DAVISON TWP. — Following board approval of a new procedure for notifying residents of lawn mowing violations, the township is ready for tougher enforcement this spring and summer.
The Davison Township Board of Trustees approved a new procedure for enforcing lawn mowing at its March 11 meeting, giving property owners fewer notices and a higher fee if the township has to mow it for them.
“We’ve had issues in the past where our code enforcement officer was chasing his tail for violation notices and the procedure we used last year,” said Jeremy Smith, planning and zoning administrator for Davison Township. “Last year, every time there was a violation, we sent out a violation notice, because the way the ordinance is written in our book.”
Previously, the ordinance only required the township to publish the ordinance about lawn mowing I the local newspaper in the spring and fall. The procedures approved March 11 provide the township with the process to operate the code enforcement side of it, in between those newspaper postings.
“This makes it so don’t have to send a violation notice every time (code enforcement) wants to go out, he was chasing his tale all summer long trying to get people to mow vacant lots, basically, and the main offenders were people who don’t live in town,” said Smith. “So, they didn’t necessarily adhere to our ordinance. Now, if anyone questions anything going forward, we can give them this copy of our procedures as well.”
Smith said the new procedure will also be included in violation notices when they are mailed.
The township will now only send notice to violators of the ordinance once before taking action. Once a property owner receives one notice, the township can return as many times as is necessary throughout the season to mow without sending additional notices, said Smith.
Trustee Lori Tallman asked how often the township has to mow properties left unattended in the township over a typical summer. Smith said they have a couple of habitual offenders who have to be mowed 6-8 times a year depending on how wet the season is, and how fast grass grows.
Previously, the township charged property owners $192 per mowing, but that rate will be assessed this year at $330, taking into account the time and labor expended by township employees and mowers to bring about enforcement of the ordinance.
Tallman said while she agrees there should be enforcement of the ordinance, she said she thinks the township should give property owners more than one chance to comply.
“I feel like only giving them one notice isn’t really fair,” she said. “I don’t think we should have to do it every time, like you say, but I wonder if maybe we’d be better off saying notice first and second time, after that they don’t get any more notices.”

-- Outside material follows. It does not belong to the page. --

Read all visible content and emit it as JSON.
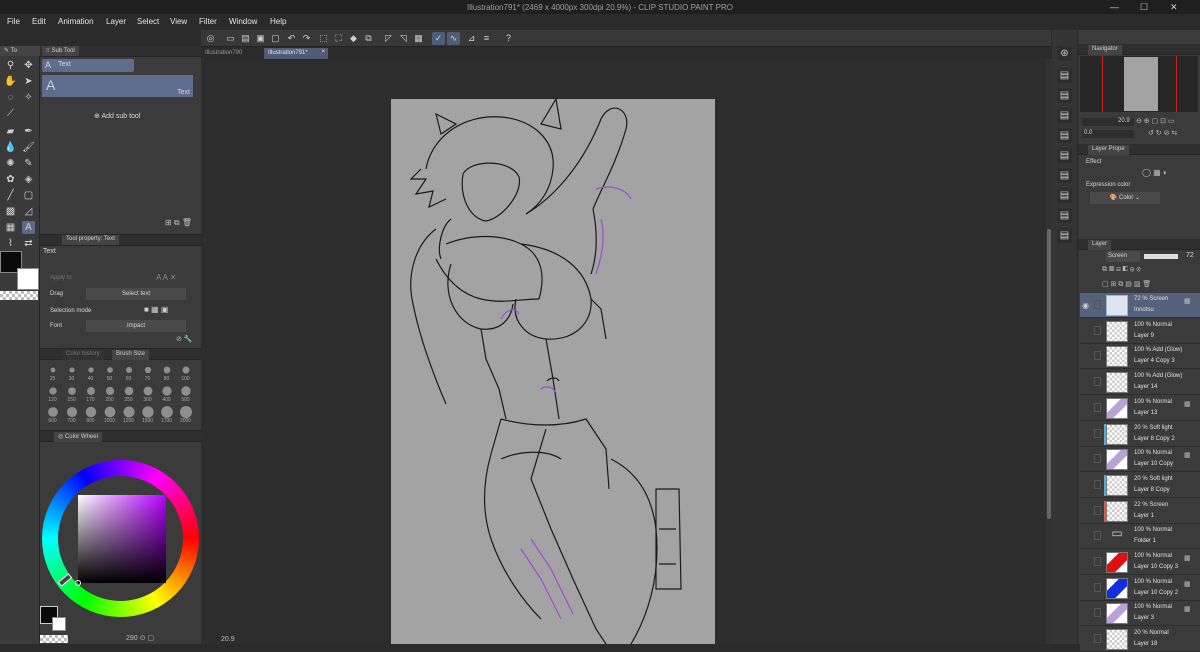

Smith said this is the way he did code enforcement when he held that job and it was only last year the township started requiring multiple notices, which placed a lot more work on the code enforcement officer.
“It was wasted time of (code enforcement’s) time, it wasted my time, it was a waste of postage, a waste of paper,” said Smith. “It was just a big waste of resources.”
Treasurer Tim Green said he lives in Woodbridge subdivision and across from his house is a vacant lot which he frequently calls the township about because the property owner doesn’t mow.
He said every time he complains the township has to send out a notice, then give the owner a certain amount of time to mow it – which meant the lot across the street was only mowed twice last summer.
“I said something here should change on this because this isn’t right,” said Green. “You guys are out there spinning your wheels, you’re driving out there, sending the letters and I said what can we do? Jeremy said we have a really strong ordinance on this, but it got changed for some reason.”
Smith said the township believes the $330 bill for mowing, which is tacked onto the property taxes as a special assessment, is a fair accounting of the township’s time and effort to enforce the ordinance.
“If they get a $330 bill, they’re going to mow it really quick,” Green agreed.
Tallman said her concern is habitual offenders will consider the assessment to be cheaper than hiring someone to mow the property, but Smith said the new procedures open it up so the township can mow unattended properties more frequently, thus making it more affordable for the property owner to do it themselves.
“They’ll get 10 days to comply,” said Smith. “They’re going to get a bill, and this can be done 6-8 times a summer. That will affect the pocketbook at $1,200-2,500 a season…they are going to comply.”
Tallman said her other concern were residents who have a crisis or other problem which keeps them from mowing for several weeks and they are only given one opportunity to correct the situation.
Smith said the township is willing to work with anyone.
“People have to make that phone call reach out to us,” he said. “We’ll work with them.”
The board approved the new procedures unanimously.